Dollingstown FC promotion case fails

High Court, Belfast
Image caption The case was heard at the High Court in Belfast

An intermediate football club has failed in a challenge over being denied promotion to the Irish Championship.

Mid Ulster League side Dollingstown FC was seeking to overturn an independent arbitration panel ruling that it had fielded an ineligible player.

At the High Court, a judge dismissed its bid to contest the decision.

He did so on the basis that Irish Football Association rules for settling disputes effectively excluded the right of appeal to the court.

Lord Justice Coghlin said: "The decision that I have reached with regard to the effect of the exclusion clause disposes of the application."

Transfer windows

He also rejected other arguments made by Dollingstown and awarded legal costs to the IFA.

The case centred on a conflict between transfer windows set by world governing body FIFA and at local level.

Dollingstown was knocked off its table-topping position following a complaint over the signing of Ashley Gregg in January.

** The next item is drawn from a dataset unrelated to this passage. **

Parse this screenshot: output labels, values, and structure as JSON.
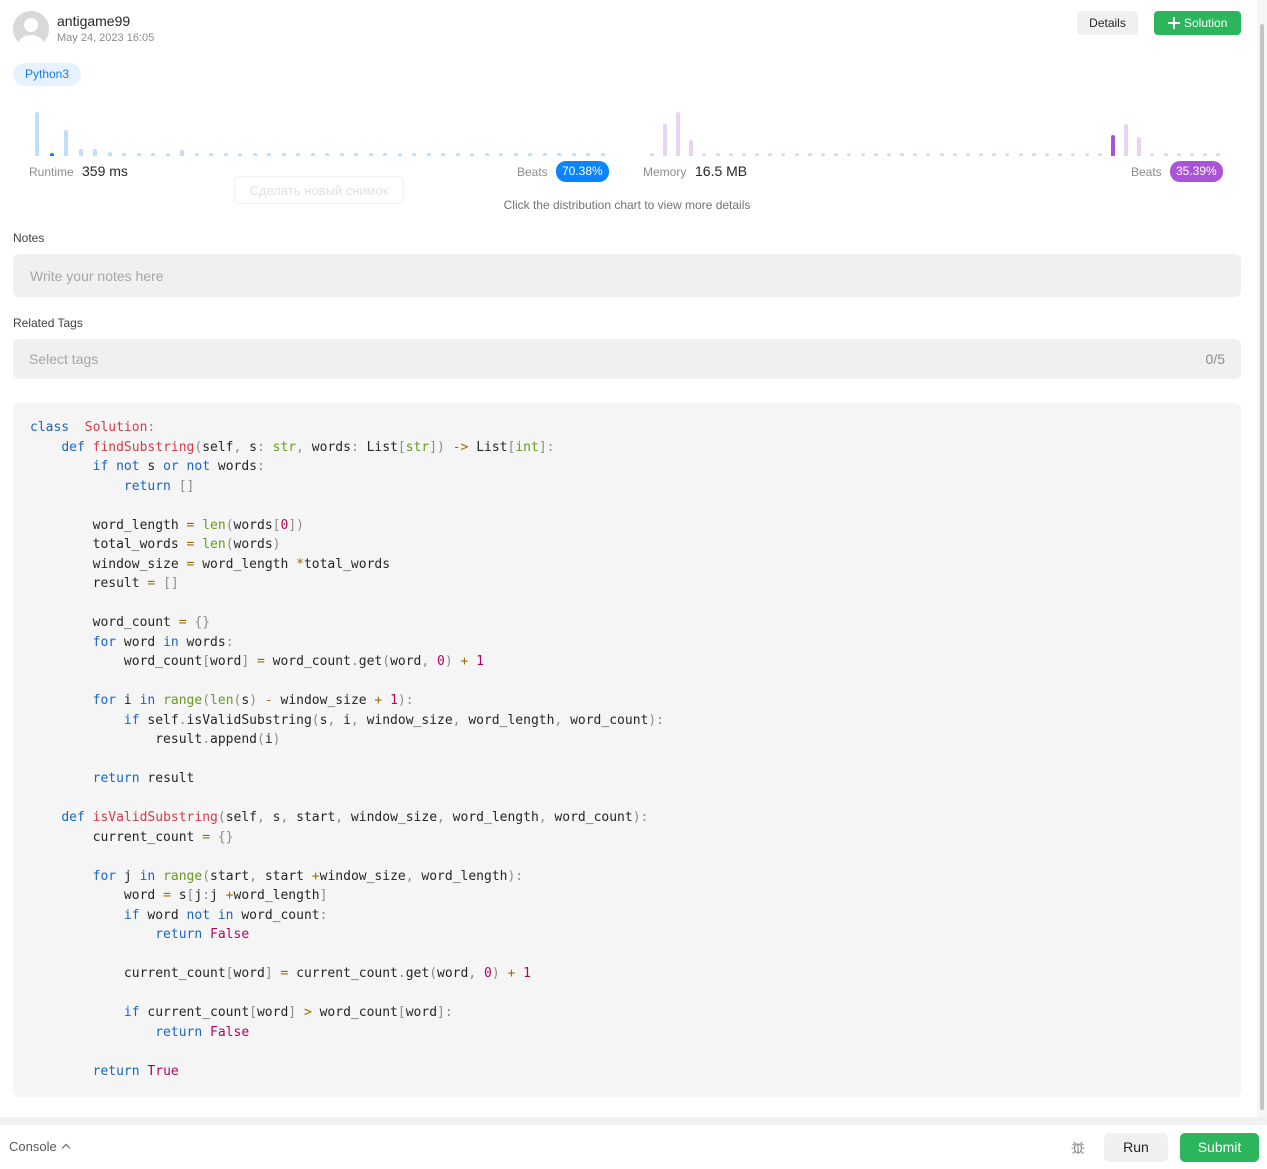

Another Mid Ulster League Club, Tandragee Rovers FC, lodged a protest after a match between the two sides in March which Dollingstown won 3-1.

Under the rules governing the Mid Ulster Football League (MUFL) players cannot be transferred after December 31.

An independent arbitration panel endorsed the position by finding that it was an amateur-only competition.

However, lawyers for Dollingstown argued that professionals are not banned from playing in the league and that FIFA's January transfer window must apply.

If that had been held to be the case Gregg's eligibility would have been confirmed.

The club, which has spent more than £100,000 on ground improvements to meet requirements for entry into this year's Championship, would also have secure promotion.

But Lord Justice Coghlin ruled that he was not persuaded that the panel reached a perverse conclusion of fact.

He said: "Once the appropriate allowances have been made, it is clear that the panel considered the evidence called on behalf of the various parties relating to whether the MUFL was an amateur competition as defined by the FIFA regulations and, having done so, it reached the conclusion, on a balance of probabilities, that MUFL was an amateur competition."

The judge added: "Accordingly, for the reasons set out above, this application must be dismissed."